**Task**
Take each line below that has "Photo" and copy it.

**Input**
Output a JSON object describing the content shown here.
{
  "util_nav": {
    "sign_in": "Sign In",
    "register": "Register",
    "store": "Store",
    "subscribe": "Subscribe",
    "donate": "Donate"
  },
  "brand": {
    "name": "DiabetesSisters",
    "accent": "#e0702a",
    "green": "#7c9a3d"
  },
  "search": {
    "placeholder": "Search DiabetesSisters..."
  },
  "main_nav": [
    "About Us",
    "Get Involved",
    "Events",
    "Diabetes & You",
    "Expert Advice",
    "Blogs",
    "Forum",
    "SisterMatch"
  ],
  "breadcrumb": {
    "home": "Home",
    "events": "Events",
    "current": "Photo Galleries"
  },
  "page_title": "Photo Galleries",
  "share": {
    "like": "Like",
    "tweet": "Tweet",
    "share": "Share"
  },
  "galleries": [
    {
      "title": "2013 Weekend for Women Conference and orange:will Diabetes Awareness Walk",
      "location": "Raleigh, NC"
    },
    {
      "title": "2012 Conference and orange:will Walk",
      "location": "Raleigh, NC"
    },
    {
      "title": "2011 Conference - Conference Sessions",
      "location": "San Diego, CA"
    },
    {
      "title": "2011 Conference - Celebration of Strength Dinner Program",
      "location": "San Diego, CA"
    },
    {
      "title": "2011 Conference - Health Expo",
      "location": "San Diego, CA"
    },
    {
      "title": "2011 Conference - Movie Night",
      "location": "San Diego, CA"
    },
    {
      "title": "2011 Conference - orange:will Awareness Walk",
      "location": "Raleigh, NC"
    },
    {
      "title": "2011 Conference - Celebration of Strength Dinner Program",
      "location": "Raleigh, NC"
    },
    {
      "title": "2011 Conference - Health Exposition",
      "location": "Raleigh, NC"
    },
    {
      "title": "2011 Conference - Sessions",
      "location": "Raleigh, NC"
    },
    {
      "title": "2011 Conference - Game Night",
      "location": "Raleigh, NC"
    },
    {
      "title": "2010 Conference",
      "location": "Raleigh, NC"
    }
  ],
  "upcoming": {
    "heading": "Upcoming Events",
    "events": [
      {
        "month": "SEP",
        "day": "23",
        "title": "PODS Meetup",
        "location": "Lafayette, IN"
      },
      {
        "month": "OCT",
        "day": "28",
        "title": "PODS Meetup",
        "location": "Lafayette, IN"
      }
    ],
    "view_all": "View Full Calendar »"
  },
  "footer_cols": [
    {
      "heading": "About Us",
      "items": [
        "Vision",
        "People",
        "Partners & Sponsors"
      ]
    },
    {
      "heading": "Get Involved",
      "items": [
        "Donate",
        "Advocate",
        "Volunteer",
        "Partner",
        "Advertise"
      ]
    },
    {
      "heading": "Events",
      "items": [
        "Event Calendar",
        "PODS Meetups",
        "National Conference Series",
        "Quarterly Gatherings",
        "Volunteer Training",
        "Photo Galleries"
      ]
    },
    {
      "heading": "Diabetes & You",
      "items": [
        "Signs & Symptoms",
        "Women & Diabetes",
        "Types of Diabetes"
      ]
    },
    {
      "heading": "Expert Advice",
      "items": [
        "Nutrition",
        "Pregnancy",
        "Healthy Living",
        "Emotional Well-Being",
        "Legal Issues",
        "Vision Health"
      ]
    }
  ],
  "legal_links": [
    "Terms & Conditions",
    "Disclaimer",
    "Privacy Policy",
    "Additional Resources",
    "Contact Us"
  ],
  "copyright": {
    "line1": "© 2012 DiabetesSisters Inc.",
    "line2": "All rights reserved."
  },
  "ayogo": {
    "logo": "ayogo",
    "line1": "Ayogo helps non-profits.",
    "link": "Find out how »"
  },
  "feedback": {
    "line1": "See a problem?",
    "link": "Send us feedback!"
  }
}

**Your solution**
    "current": "Photo Galleries"
  "page_title": "Photo Galleries",
        "Photo Galleries"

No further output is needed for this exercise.